__Information supplied__:
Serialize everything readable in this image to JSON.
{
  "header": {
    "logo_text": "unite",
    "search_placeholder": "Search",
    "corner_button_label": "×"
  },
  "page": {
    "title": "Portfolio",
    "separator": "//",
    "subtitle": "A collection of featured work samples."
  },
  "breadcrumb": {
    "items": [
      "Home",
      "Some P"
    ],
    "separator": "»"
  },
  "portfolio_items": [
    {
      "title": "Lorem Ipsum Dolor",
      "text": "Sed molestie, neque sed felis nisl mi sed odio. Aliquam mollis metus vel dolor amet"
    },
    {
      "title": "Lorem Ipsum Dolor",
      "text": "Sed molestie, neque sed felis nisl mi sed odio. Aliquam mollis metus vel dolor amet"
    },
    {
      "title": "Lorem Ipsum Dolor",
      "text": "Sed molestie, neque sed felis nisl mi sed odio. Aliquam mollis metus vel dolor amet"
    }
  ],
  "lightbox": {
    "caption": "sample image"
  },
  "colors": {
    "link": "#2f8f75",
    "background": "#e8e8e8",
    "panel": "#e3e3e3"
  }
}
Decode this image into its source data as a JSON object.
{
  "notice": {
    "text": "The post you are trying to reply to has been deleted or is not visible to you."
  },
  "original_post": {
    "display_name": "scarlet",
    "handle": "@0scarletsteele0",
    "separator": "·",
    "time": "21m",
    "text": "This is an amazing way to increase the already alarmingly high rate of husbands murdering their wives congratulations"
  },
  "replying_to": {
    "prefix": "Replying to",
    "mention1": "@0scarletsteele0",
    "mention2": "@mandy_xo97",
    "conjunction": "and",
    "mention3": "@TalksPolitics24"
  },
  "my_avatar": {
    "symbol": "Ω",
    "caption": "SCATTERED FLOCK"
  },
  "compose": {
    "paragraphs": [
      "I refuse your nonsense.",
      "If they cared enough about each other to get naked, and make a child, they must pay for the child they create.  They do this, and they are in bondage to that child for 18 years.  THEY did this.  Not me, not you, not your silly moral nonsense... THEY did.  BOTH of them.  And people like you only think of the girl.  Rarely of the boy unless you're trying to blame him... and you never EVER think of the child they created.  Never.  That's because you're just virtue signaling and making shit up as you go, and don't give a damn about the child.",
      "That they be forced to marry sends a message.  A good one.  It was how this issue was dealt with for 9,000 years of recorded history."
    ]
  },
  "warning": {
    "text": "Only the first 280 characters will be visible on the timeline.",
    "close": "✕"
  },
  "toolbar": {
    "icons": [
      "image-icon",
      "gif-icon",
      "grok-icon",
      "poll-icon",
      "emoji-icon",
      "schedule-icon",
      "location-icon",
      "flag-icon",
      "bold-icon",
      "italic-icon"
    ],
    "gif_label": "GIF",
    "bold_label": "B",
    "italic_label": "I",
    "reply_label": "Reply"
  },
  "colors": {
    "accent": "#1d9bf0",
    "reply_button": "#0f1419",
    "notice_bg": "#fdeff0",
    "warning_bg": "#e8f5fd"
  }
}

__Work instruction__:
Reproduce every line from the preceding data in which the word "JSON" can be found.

__Exercise response__:
Serialize everything readable in this image to JSON.
Decode this image into its source data as a JSON object.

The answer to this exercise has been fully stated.